Every Sunday, organ music boomed throughout the sanctuary and adults around me sang. Choir members wore gold robes and serious looks while they added their voices to the congregation. At five, praise made no sense to me. In church, people sang the doxology (whatever that was) while wearing good clothes. (The ones I wore itched.) I wasn’t really sure what ‘pavilioned in splendor’ meant or what ‘girded with praise’ had to do with life.
For me, life meant I had to do with a series of chores. Finding my shoes in time for school made me worry. Writing my name— especially the ‘y’—created anxiety. Learning to add and subtract created the worst crisis I could imagine. Praise didn’t fit in anywhere. Yet I went to church and tried to sing those songs every week.
As I grew older, I recall looking forward to finding out what my internal organs did. For some reason, I thought they did wonderful things for the world. When I learned that my stomach, intestines and liver only kept me alive, I got upset. And then I sensed the routine of life could become a rut. Chores never stayed completed, and life presented obstacles to accomplish what you had to do. You woke, dressed, had breakfast, lunch, dinner, and then repeated it all the next day. Life offered inherent meaning. (I didn’t know Philosopher John Paul Sartre already said that years before my birth.)
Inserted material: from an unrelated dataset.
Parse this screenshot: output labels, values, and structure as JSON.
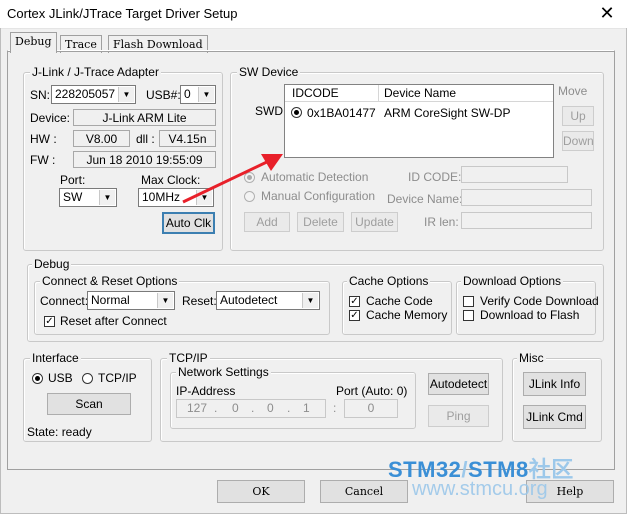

Then, one day it clicked. “Man shall not live by bread alone…” doesn’t mean we need to eat vegetables. It means we need God. The rest of the verse said “But by every word that proceeds out of the mouth of God.” These words lead us to transcendence—something bigger than life. We have to live for something. That something is our Creator, the one who calls himself ‘existence’ or Jahweh.
In light of my discovery, praise has great value. I can forget daily frustrations while lifting my voice in praise of the one who holds all things together, forgives my sins,and gives me eternal life.
“You make me glad by your deeds, O LORD (Jahweh)
I sing for joy at the works of your hands.
How great are your works, O LORD (Jahweh)
How profound your thoughts!” Psalm 92:4 – 5